Monday, July 17, 2006

Quote of the Day

"..the key to defusing the Middle East crisis is for Hezbollah to stop doing this shit."
- George W at the UN,overheard by microphones he was unaware of.

Thursday, July 13, 2006

SA in the G8?
Tony Blair has had an epiphany, which is to broaden the G8 into the G13 to accommodate emerging economies, including South Africa. This is a bold move from a prime minister focused on his legacy. I don't see it happening to be honest, I think that adding 5 countries from emerging economies into an eight-country negotiation tips the balances too much. I cannot see the incumbents allowing such a vote shift, and I think it unlikely. However, any representation on the G8 decision-making would be a step forward for emerging economies, and I would like to see some additions, perhaps China and India or perhaps Brazil. Although playing a large role in Africa, I think some of South Africa's foreign policy views (ties with Palestine, Iran and Iraq) may prove too hot too handle for the incumbents.
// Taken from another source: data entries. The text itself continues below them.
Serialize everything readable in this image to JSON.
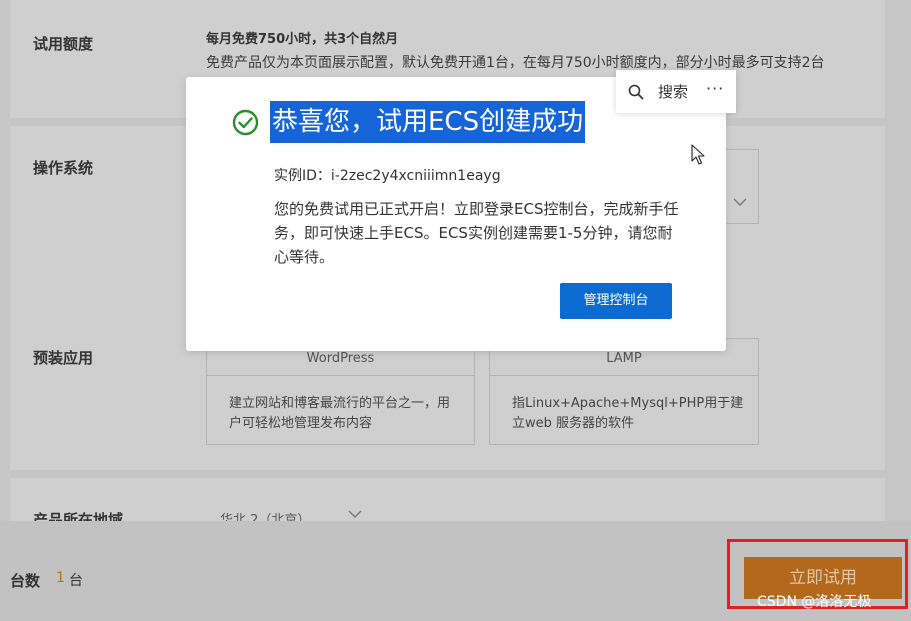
{
  "sections": {
    "trial_quota": {
      "label": "试用额度",
      "title": "每月免费750小时，共3个自然月",
      "description": "免费产品仅为本页面展示配置，默认免费开通1台，在每月750小时额度内，部分小时最多可支持2台"
    },
    "os": {
      "label": "操作系统"
    },
    "preinstalled_apps": {
      "label": "预装应用",
      "apps": [
        {
          "name": "WordPress",
          "description": "建立网站和博客最流行的平台之一，用户可轻松地管理发布内容"
        },
        {
          "name": "LAMP",
          "description": "指Linux+Apache+Mysql+PHP用于建立web 服务器的软件"
        }
      ]
    },
    "region": {
      "label": "产品所在地域",
      "value": "华北 2（北京）"
    }
  },
  "bottom_bar": {
    "count_label": "台数",
    "count_value": "1",
    "count_unit": "台",
    "try_button": "立即试用"
  },
  "modal": {
    "title": "恭喜您，试用ECS创建成功",
    "instance_id": "实例ID：i-2zec2y4xcniiimn1eayg",
    "body": "您的免费试用已正式开启！立即登录ECS控制台，完成新手任务，即可快速上手ECS。ECS实例创建需要1-5分钟，请您耐心等待。",
    "manage_button": "管理控制台"
  },
  "search_popup": {
    "label": "搜索",
    "more": "···"
  },
  "watermark": "CSDN @洛洛无极",
  "colors": {
    "modal_accent": "#1565d8",
    "success_green": "#2e8b2e",
    "primary_button": "#0b6bd1",
    "try_button": "#b3681b",
    "highlight_border": "#e32020"
  },
  "icons": [
    "check-circle-icon",
    "search-icon",
    "more-icon",
    "chevron-down-icon",
    "cursor-icon"
  ]
}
Wednesday, July 12, 2006

Mumbai Bombings
It seems that nowhere is immune from terrorist attacks as India falls victim to another huge attack in one of their cities. This would naturally bear the hallmarks of the Kashmiri separatists who have undertaken a number of attacks in India over the decades, but this patently marks a step up from their usual attacks. It's interesting how the method of multiple bombings delivered almost instantaneously has become the Al-Qaeda inspired modus operandi for Islamic terrorist groups, regardless of region.

These attacks are horrific, with almost 200 civilians killed. No matter how desensitised we become to these now regular civilian killings from Islamic extremists around the globe, it still remains emphatically inexplicable to me how any cause can warrant attacks on innocents. There is simply no moral argument that can justify their deaths.

Tuesday, July 11, 2006

The prodigal blogger returns
After an epic trip to Washington and NYC, I've returned to work with a rather large jolt. Doing the political sites of Washington was awesome (including a tour of the capitol), amazing to feel that close to a centre of power, but yet be in what feels like a very relaxed city. The museums are incredible, especially the National Museum of American History and the Holocaust Museum. New York was exceptional as always, and we had a fantastic few weeks there with friends. Even managed a spell in the Hamptons and Newport, where the level of wealth for a South African is simply indescribable.

Normal service to resume shortly.